Assignment>
Read the records below and report each line in which "icon" occurs.

Top of Material for this exercise

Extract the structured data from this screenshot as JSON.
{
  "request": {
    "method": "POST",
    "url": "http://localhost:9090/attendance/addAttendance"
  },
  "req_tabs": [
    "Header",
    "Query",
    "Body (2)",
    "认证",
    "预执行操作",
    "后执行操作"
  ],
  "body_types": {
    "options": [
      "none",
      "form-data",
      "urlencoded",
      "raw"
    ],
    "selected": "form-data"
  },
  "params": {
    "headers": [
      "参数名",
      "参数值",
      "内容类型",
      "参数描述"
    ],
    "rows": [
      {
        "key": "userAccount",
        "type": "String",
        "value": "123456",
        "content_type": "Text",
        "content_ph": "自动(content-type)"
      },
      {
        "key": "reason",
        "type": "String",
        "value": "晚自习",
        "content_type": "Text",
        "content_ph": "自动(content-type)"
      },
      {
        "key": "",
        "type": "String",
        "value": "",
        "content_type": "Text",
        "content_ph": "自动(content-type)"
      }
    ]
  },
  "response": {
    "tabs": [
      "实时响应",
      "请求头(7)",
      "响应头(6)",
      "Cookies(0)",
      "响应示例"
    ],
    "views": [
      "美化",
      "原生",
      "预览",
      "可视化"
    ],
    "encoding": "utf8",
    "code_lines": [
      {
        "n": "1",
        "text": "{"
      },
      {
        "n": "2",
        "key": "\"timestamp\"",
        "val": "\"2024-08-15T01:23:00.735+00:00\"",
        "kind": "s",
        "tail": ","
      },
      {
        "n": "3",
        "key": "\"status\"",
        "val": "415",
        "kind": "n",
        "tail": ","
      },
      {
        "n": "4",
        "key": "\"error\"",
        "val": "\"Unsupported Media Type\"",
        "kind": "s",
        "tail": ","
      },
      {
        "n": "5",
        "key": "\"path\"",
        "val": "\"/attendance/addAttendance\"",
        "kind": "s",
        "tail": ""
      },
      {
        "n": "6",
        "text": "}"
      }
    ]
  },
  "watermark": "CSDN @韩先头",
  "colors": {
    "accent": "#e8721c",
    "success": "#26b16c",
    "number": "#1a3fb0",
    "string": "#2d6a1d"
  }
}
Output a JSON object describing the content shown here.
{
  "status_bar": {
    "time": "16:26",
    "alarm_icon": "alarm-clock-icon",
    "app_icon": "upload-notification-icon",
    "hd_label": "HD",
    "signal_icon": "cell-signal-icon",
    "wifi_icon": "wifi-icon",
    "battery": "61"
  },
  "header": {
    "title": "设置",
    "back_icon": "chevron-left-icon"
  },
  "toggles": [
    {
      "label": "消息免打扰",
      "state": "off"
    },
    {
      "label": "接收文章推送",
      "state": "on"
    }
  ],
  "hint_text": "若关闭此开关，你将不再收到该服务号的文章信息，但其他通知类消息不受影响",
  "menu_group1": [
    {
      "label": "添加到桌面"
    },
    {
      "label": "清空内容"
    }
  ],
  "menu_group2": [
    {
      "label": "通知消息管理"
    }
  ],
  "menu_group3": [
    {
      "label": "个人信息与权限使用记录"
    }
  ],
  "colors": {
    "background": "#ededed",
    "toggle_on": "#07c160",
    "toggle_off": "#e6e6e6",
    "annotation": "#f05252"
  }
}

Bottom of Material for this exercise

Solution to this exercise>
    "alarm_icon": "alarm-clock-icon",
    "app_icon": "upload-notification-icon",
    "signal_icon": "cell-signal-icon",
    "wifi_icon": "wifi-icon",
    "back_icon": "chevron-left-icon"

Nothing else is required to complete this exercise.